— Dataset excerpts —
********

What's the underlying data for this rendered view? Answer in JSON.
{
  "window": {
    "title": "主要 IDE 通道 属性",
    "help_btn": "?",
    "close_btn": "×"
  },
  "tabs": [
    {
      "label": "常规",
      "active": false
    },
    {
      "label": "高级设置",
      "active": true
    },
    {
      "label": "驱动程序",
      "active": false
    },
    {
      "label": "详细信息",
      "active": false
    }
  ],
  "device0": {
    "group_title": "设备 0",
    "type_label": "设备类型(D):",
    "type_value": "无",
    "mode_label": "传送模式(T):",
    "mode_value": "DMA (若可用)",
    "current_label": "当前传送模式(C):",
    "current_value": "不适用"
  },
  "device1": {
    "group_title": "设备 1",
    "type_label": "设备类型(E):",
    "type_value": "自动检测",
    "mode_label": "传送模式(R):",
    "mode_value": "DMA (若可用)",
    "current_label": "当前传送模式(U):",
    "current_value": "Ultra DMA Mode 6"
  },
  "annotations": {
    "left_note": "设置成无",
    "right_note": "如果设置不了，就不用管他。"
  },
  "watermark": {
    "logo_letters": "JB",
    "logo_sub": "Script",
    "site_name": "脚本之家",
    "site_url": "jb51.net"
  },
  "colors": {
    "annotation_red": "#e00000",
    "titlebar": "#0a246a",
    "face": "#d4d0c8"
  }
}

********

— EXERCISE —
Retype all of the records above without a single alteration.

— ANSWER TO THE EXERCISE —
What's the underlying data for this rendered view? Answer in JSON.
{
  "window": {
    "title": "主要 IDE 通道 属性",
    "help_btn": "?",
    "close_btn": "×"
  },
  "tabs": [
    {
      "label": "常规",
      "active": false
    },
    {
      "label": "高级设置",
      "active": true
    },
    {
      "label": "驱动程序",
      "active": false
    },
    {
      "label": "详细信息",
      "active": false
    }
  ],
  "device0": {
    "group_title": "设备 0",
    "type_label": "设备类型(D):",
    "type_value": "无",
    "mode_label": "传送模式(T):",
    "mode_value": "DMA (若可用)",
    "current_label": "当前传送模式(C):",
    "current_value": "不适用"
  },
  "device1": {
    "group_title": "设备 1",
    "type_label": "设备类型(E):",
    "type_value": "自动检测",
    "mode_label": "传送模式(R):",
    "mode_value": "DMA (若可用)",
    "current_label": "当前传送模式(U):",
    "current_value": "Ultra DMA Mode 6"
  },
  "annotations": {
    "left_note": "设置成无",
    "right_note": "如果设置不了，就不用管他。"
  },
  "watermark": {
    "logo_letters": "JB",
    "logo_sub": "Script",
    "site_name": "脚本之家",
    "site_url": "jb51.net"
  },
  "colors": {
    "annotation_red": "#e00000",
    "titlebar": "#0a246a",
    "face": "#d4d0c8"
  }
}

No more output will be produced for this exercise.